## Description of the task
The task calls for each line of the records below in which the word "Transportbandmotor" appears.

[Website and app data records]
================
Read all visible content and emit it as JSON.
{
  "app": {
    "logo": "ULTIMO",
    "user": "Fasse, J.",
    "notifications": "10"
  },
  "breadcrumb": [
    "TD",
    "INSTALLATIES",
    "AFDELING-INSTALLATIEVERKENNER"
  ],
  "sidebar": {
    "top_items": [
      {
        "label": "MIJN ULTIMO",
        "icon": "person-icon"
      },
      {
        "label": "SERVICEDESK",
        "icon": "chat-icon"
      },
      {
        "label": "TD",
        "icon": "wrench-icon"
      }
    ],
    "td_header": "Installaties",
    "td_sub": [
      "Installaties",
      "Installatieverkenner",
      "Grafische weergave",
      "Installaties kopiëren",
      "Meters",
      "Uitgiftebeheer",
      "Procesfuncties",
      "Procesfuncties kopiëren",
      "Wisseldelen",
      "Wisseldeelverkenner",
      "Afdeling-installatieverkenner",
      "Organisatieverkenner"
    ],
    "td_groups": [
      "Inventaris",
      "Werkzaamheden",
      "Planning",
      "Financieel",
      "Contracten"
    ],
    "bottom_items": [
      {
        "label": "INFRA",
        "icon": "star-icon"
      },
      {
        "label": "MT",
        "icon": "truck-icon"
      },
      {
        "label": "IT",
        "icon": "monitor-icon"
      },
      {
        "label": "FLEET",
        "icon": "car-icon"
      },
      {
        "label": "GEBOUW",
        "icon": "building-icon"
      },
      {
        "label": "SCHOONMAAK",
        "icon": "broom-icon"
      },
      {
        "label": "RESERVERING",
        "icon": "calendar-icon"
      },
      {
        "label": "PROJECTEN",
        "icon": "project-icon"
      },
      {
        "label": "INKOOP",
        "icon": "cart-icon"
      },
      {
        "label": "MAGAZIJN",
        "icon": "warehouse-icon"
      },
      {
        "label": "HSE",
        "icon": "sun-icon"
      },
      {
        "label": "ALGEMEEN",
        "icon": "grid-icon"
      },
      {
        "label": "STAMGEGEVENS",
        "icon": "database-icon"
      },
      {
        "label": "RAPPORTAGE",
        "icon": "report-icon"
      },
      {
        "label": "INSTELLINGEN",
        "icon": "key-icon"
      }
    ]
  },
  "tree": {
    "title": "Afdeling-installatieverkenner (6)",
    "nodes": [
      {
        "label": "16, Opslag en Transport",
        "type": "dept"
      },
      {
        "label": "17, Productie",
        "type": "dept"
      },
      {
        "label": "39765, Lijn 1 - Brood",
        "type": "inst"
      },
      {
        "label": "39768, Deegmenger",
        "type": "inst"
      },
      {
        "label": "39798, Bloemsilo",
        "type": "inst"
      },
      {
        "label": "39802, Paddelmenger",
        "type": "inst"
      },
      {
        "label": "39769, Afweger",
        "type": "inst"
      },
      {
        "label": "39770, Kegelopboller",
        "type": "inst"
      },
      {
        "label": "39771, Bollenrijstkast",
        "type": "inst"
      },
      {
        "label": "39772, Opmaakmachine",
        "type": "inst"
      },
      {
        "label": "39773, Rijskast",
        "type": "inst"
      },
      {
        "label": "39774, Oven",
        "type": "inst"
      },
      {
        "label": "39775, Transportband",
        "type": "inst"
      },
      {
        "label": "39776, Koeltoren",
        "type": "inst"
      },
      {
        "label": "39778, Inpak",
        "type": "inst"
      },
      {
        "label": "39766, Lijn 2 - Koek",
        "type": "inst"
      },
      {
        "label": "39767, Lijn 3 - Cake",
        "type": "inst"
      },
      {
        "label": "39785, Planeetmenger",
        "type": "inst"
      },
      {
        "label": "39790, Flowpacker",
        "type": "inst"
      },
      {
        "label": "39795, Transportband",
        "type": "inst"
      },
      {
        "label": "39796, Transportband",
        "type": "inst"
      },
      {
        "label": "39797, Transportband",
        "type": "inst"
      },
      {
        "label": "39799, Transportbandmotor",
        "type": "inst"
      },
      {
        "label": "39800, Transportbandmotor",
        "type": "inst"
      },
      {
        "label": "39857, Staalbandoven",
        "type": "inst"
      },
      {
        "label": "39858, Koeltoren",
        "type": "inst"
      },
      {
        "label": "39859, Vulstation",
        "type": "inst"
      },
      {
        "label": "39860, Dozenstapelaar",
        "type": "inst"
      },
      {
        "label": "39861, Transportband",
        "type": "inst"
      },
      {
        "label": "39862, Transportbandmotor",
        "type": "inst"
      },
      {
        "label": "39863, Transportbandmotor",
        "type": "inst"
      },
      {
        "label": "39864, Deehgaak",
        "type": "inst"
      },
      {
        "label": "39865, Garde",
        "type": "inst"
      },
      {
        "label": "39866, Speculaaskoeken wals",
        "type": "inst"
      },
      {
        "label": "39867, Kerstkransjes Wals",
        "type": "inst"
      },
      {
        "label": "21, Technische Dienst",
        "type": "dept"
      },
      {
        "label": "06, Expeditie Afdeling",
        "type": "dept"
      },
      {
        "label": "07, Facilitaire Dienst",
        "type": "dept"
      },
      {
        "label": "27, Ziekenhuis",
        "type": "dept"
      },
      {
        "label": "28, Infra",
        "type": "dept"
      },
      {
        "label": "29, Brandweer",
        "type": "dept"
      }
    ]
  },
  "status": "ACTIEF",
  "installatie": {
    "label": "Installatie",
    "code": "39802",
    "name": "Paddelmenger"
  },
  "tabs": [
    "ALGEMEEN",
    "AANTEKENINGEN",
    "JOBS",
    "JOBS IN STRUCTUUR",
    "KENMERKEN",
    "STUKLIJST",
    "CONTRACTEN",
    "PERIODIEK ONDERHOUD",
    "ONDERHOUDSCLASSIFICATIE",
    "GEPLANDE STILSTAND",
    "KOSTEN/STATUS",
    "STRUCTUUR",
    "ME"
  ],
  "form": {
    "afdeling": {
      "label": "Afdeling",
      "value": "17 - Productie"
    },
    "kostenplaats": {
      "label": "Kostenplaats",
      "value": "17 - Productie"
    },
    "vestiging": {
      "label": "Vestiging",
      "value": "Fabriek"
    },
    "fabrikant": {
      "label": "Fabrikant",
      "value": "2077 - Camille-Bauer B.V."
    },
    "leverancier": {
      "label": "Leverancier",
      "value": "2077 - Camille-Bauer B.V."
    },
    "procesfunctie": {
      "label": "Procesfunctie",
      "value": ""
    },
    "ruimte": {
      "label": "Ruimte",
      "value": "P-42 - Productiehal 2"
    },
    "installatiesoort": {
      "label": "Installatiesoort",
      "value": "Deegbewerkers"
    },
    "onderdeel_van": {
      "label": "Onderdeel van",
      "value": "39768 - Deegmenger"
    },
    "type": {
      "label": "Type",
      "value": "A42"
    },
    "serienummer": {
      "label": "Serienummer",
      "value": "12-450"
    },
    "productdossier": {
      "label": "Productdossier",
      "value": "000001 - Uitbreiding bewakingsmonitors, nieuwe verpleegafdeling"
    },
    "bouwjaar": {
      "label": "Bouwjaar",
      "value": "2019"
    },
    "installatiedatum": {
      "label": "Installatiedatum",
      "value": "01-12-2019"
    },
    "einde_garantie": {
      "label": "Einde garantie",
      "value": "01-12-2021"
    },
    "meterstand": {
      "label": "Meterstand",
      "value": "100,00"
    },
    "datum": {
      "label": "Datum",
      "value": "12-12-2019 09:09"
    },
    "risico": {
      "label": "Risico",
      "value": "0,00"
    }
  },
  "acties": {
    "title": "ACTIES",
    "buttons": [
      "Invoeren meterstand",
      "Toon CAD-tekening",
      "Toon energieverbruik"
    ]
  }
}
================
## Answer section
        "label": "39799, Transportbandmotor",
        "label": "39800, Transportbandmotor",
        "label": "39862, Transportbandmotor",
        "label": "39863, Transportbandmotor",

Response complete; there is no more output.